• _Work instruction_: Could you write out the records exactly as they are given?

• _Dataset entries_:
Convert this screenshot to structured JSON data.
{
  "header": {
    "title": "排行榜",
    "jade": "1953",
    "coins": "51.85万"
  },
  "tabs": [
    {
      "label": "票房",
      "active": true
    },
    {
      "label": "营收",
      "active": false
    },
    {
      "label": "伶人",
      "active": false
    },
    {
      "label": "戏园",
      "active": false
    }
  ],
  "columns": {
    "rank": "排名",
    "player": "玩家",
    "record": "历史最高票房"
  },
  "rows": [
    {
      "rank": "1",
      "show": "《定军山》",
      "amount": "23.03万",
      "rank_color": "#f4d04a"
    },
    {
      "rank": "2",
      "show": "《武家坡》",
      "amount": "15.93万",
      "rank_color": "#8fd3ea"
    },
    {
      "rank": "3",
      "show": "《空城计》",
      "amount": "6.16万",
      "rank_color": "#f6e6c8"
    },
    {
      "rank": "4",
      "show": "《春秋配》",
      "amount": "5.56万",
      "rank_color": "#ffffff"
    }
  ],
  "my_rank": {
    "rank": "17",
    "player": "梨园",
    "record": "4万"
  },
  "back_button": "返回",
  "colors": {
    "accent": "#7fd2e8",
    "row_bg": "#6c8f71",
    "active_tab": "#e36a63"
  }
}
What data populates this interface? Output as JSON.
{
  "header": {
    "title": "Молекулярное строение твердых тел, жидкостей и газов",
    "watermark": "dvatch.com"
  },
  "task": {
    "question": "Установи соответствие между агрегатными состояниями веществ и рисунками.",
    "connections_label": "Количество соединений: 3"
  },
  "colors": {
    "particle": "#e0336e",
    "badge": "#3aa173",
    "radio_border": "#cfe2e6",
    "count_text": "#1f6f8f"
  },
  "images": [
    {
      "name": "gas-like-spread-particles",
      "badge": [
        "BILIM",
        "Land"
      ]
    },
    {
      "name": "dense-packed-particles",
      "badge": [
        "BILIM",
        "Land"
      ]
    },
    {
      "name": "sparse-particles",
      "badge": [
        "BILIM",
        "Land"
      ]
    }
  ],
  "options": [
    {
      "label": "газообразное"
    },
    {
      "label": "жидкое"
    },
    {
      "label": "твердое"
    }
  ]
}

• _Final answer_:
Convert this screenshot to structured JSON data.
{
  "header": {
    "title": "排行榜",
    "jade": "1953",
    "coins": "51.85万"
  },
  "tabs": [
    {
      "label": "票房",
      "active": true
    },
    {
      "label": "营收",
      "active": false
    },
    {
      "label": "伶人",
      "active": false
    },
    {
      "label": "戏园",
      "active": false
    }
  ],
  "columns": {
    "rank": "排名",
    "player": "玩家",
    "record": "历史最高票房"
  },
  "rows": [
    {
      "rank": "1",
      "show": "《定军山》",
      "amount": "23.03万",
      "rank_color": "#f4d04a"
    },
    {
      "rank": "2",
      "show": "《武家坡》",
      "amount": "15.93万",
      "rank_color": "#8fd3ea"
    },
    {
      "rank": "3",
      "show": "《空城计》",
      "amount": "6.16万",
      "rank_color": "#f6e6c8"
    },
    {
      "rank": "4",
      "show": "《春秋配》",
      "amount": "5.56万",
      "rank_color": "#ffffff"
    }
  ],
  "my_rank": {
    "rank": "17",
    "player": "梨园",
    "record": "4万"
  },
  "back_button": "返回",
  "colors": {
    "accent": "#7fd2e8",
    "row_bg": "#6c8f71",
    "active_tab": "#e36a63"
  }
}
What data populates this interface? Output as JSON.
{
  "header": {
    "title": "Молекулярное строение твердых тел, жидкостей и газов",
    "watermark": "dvatch.com"
  },
  "task": {
    "question": "Установи соответствие между агрегатными состояниями веществ и рисунками.",
    "connections_label": "Количество соединений: 3"
  },
  "colors": {
    "particle": "#e0336e",
    "badge": "#3aa173",
    "radio_border": "#cfe2e6",
    "count_text": "#1f6f8f"
  },
  "images": [
    {
      "name": "gas-like-spread-particles",
      "badge": [
        "BILIM",
        "Land"
      ]
    },
    {
      "name": "dense-packed-particles",
      "badge": [
        "BILIM",
        "Land"
      ]
    },
    {
      "name": "sparse-particles",
      "badge": [
        "BILIM",
        "Land"
      ]
    }
  ],
  "options": [
    {
      "label": "газообразное"
    },
    {
      "label": "жидкое"
    },
    {
      "label": "твердое"
    }
  ]
}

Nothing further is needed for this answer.